**WORK TO BE COMPLETED:**
Word for word, repeat all of the entries.

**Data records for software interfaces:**

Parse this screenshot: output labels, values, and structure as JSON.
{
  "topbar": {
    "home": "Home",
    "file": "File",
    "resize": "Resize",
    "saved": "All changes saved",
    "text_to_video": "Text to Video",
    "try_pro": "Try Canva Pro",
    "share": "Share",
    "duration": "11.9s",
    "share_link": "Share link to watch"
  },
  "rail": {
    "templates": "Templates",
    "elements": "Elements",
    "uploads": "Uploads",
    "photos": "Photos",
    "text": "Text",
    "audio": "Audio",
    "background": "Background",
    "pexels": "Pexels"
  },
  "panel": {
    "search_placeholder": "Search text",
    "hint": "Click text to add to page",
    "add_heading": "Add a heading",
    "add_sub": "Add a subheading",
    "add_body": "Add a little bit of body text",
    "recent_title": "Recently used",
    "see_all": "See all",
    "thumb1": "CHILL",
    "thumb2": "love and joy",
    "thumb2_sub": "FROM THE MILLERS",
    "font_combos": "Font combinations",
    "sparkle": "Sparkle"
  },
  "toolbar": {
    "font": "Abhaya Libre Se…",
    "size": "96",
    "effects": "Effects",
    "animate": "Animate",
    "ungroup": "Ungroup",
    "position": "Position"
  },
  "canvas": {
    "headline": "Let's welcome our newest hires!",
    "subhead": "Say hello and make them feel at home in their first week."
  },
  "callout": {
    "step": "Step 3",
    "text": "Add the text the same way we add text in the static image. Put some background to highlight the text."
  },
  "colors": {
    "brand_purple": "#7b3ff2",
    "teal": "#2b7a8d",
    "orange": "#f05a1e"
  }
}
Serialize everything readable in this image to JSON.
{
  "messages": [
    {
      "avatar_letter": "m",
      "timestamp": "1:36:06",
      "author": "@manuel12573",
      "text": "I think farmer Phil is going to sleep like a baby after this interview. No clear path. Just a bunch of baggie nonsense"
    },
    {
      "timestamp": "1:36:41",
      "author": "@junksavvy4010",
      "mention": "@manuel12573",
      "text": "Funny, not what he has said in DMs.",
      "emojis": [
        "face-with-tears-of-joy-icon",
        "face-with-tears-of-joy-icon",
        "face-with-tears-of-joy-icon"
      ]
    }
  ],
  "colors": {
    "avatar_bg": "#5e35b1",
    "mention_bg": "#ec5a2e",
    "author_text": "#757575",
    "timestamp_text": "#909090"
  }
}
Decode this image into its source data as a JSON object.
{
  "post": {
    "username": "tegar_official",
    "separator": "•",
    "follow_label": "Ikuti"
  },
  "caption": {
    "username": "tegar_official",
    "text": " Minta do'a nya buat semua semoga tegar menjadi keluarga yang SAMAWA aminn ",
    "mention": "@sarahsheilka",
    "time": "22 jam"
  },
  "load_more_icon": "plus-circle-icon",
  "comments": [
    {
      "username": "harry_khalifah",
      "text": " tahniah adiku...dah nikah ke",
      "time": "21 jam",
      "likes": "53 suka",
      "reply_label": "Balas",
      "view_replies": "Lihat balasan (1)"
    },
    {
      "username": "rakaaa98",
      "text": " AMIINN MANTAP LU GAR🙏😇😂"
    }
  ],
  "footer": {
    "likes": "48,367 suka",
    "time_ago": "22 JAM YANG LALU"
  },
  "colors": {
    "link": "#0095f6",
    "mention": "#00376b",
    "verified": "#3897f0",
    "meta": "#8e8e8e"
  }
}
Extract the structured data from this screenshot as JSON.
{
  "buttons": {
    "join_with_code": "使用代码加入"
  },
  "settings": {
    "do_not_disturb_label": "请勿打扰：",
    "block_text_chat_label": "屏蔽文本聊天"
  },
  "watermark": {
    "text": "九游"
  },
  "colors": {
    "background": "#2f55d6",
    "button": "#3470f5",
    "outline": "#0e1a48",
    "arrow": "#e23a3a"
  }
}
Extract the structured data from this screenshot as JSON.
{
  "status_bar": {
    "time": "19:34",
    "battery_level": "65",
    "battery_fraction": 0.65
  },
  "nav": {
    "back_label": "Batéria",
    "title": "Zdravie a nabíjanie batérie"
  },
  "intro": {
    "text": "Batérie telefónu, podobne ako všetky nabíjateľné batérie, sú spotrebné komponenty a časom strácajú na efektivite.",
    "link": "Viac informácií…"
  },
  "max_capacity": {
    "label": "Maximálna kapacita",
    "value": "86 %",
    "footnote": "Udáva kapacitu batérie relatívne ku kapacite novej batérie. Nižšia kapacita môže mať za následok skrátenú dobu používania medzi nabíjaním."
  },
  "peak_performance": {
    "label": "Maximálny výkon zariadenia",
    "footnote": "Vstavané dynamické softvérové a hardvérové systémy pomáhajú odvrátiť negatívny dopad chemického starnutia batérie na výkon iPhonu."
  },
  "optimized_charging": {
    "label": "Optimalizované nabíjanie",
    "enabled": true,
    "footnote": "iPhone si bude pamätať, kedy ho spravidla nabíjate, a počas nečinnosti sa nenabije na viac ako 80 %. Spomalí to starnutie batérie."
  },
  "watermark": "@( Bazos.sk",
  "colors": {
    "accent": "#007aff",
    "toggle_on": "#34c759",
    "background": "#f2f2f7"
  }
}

**EXERCISE OUTPUT:**
Parse this screenshot: output labels, values, and structure as JSON.
{
  "topbar": {
    "home": "Home",
    "file": "File",
    "resize": "Resize",
    "saved": "All changes saved",
    "text_to_video": "Text to Video",
    "try_pro": "Try Canva Pro",
    "share": "Share",
    "duration": "11.9s",
    "share_link": "Share link to watch"
  },
  "rail": {
    "templates": "Templates",
    "elements": "Elements",
    "uploads": "Uploads",
    "photos": "Photos",
    "text": "Text",
    "audio": "Audio",
    "background": "Background",
    "pexels": "Pexels"
  },
  "panel": {
    "search_placeholder": "Search text",
    "hint": "Click text to add to page",
    "add_heading": "Add a heading",
    "add_sub": "Add a subheading",
    "add_body": "Add a little bit of body text",
    "recent_title": "Recently used",
    "see_all": "See all",
    "thumb1": "CHILL",
    "thumb2": "love and joy",
    "thumb2_sub": "FROM THE MILLERS",
    "font_combos": "Font combinations",
    "sparkle": "Sparkle"
  },
  "toolbar": {
    "font": "Abhaya Libre Se…",
    "size": "96",
    "effects": "Effects",
    "animate": "Animate",
    "ungroup": "Ungroup",
    "position": "Position"
  },
  "canvas": {
    "headline": "Let's welcome our newest hires!",
    "subhead": "Say hello and make them feel at home in their first week."
  },
  "callout": {
    "step": "Step 3",
    "text": "Add the text the same way we add text in the static image. Put some background to highlight the text."
  },
  "colors": {
    "brand_purple": "#7b3ff2",
    "teal": "#2b7a8d",
    "orange": "#f05a1e"
  }
}
Serialize everything readable in this image to JSON.
{
  "messages": [
    {
      "avatar_letter": "m",
      "timestamp": "1:36:06",
      "author": "@manuel12573",
      "text": "I think farmer Phil is going to sleep like a baby after this interview. No clear path. Just a bunch of baggie nonsense"
    },
    {
      "timestamp": "1:36:41",
      "author": "@junksavvy4010",
      "mention": "@manuel12573",
      "text": "Funny, not what he has said in DMs.",
      "emojis": [
        "face-with-tears-of-joy-icon",
        "face-with-tears-of-joy-icon",
        "face-with-tears-of-joy-icon"
      ]
    }
  ],
  "colors": {
    "avatar_bg": "#5e35b1",
    "mention_bg": "#ec5a2e",
    "author_text": "#757575",
    "timestamp_text": "#909090"
  }
}
Decode this image into its source data as a JSON object.
{
  "post": {
    "username": "tegar_official",
    "separator": "•",
    "follow_label": "Ikuti"
  },
  "caption": {
    "username": "tegar_official",
    "text": " Minta do'a nya buat semua semoga tegar menjadi keluarga yang SAMAWA aminn ",
    "mention": "@sarahsheilka",
    "time": "22 jam"
  },
  "load_more_icon": "plus-circle-icon",
  "comments": [
    {
      "username": "harry_khalifah",
      "text": " tahniah adiku...dah nikah ke",
      "time": "21 jam",
      "likes": "53 suka",
      "reply_label": "Balas",
      "view_replies": "Lihat balasan (1)"
    },
    {
      "username": "rakaaa98",
      "text": " AMIINN MANTAP LU GAR🙏😇😂"
    }
  ],
  "footer": {
    "likes": "48,367 suka",
    "time_ago": "22 JAM YANG LALU"
  },
  "colors": {
    "link": "#0095f6",
    "mention": "#00376b",
    "verified": "#3897f0",
    "meta": "#8e8e8e"
  }
}
Extract the structured data from this screenshot as JSON.
{
  "buttons": {
    "join_with_code": "使用代码加入"
  },
  "settings": {
    "do_not_disturb_label": "请勿打扰：",
    "block_text_chat_label": "屏蔽文本聊天"
  },
  "watermark": {
    "text": "九游"
  },
  "colors": {
    "background": "#2f55d6",
    "button": "#3470f5",
    "outline": "#0e1a48",
    "arrow": "#e23a3a"
  }
}
Extract the structured data from this screenshot as JSON.
{
  "status_bar": {
    "time": "19:34",
    "battery_level": "65",
    "battery_fraction": 0.65
  },
  "nav": {
    "back_label": "Batéria",
    "title": "Zdravie a nabíjanie batérie"
  },
  "intro": {
    "text": "Batérie telefónu, podobne ako všetky nabíjateľné batérie, sú spotrebné komponenty a časom strácajú na efektivite.",
    "link": "Viac informácií…"
  },
  "max_capacity": {
    "label": "Maximálna kapacita",
    "value": "86 %",
    "footnote": "Udáva kapacitu batérie relatívne ku kapacite novej batérie. Nižšia kapacita môže mať za následok skrátenú dobu používania medzi nabíjaním."
  },
  "peak_performance": {
    "label": "Maximálny výkon zariadenia",
    "footnote": "Vstavané dynamické softvérové a hardvérové systémy pomáhajú odvrátiť negatívny dopad chemického starnutia batérie na výkon iPhonu."
  },
  "optimized_charging": {
    "label": "Optimalizované nabíjanie",
    "enabled": true,
    "footnote": "iPhone si bude pamätať, kedy ho spravidla nabíjate, a počas nečinnosti sa nenabije na viac ako 80 %. Spomalí to starnutie batérie."
  },
  "watermark": "@( Bazos.sk",
  "colors": {
    "accent": "#007aff",
    "toggle_on": "#34c759",
    "background": "#f2f2f7"
  }
}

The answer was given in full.